Cambodia National Rescue Party leader Sam Rainsy on Monday pointed to recent electoral successes of opposition parties around the world to make his case that a regular change in government is key to progress.
Taking opposition party wins in Canada, Venezuela, Argentina, Taiwan and Myanmar as examples, Rainsy said, “Only such a periodic and alternating change in leadership can make a country progress.”
Though he did not mention the ruling Cambodian People’s Party by name, only that party and its forebears have governed Cambodia since 1979, a situation that Rainsy argued had left Cambodia “one of the poorest, most authoritarian, most backward countries of the world”.
Rainsy also noted that three of the five winning parties were, like the CNRP, affiliated with Liberal International, a body of liberal democratic political parties. The CPP, he maintained in a later post, had been denied membership in a similar socialist-leaning group “because of its poor democratic credentials”.

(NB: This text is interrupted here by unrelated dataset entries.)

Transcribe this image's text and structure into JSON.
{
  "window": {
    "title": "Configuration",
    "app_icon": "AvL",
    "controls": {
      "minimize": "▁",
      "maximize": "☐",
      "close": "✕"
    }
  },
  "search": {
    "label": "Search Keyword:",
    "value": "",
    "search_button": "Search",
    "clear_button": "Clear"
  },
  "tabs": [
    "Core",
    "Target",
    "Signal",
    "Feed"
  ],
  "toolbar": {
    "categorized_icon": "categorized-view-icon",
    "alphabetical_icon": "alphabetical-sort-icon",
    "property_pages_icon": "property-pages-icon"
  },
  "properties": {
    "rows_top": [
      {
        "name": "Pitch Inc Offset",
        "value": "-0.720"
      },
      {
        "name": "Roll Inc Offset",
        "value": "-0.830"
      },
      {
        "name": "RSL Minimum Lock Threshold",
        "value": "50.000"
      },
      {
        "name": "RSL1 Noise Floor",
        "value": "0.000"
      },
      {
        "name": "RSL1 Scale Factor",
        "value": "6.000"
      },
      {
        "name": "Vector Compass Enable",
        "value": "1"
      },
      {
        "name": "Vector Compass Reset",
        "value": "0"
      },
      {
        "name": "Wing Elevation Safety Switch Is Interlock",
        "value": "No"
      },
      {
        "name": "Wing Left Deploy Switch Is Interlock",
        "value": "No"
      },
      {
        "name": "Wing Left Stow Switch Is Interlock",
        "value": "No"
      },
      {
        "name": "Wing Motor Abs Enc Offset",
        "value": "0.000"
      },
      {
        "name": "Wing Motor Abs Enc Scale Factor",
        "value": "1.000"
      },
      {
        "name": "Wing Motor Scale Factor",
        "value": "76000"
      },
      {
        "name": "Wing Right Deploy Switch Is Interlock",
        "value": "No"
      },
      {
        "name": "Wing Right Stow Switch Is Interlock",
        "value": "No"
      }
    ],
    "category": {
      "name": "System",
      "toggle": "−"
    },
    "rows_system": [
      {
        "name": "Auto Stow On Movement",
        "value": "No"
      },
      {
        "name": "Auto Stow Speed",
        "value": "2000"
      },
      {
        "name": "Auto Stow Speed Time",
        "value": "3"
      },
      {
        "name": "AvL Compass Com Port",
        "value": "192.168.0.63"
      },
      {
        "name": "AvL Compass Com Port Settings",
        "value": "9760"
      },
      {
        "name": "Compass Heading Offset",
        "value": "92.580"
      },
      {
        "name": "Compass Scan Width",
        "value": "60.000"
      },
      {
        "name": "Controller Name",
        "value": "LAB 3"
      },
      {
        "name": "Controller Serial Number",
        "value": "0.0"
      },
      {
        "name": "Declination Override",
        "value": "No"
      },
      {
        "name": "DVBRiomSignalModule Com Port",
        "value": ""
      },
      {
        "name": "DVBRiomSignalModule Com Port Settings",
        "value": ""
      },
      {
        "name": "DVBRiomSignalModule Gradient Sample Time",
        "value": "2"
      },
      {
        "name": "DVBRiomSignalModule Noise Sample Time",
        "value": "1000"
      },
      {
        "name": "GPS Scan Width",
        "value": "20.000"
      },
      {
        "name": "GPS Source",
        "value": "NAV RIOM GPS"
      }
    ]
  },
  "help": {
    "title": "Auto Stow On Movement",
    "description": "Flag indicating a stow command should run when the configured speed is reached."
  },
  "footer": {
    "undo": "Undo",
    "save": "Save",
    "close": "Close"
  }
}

CPP spokesman Sok Eysan, however, quickly moved to deflate Rainsy’s rhetoric, saying the opposition parties Rainsy mentioned were different from the CNRP in one key respect: they were popular enough to win an election.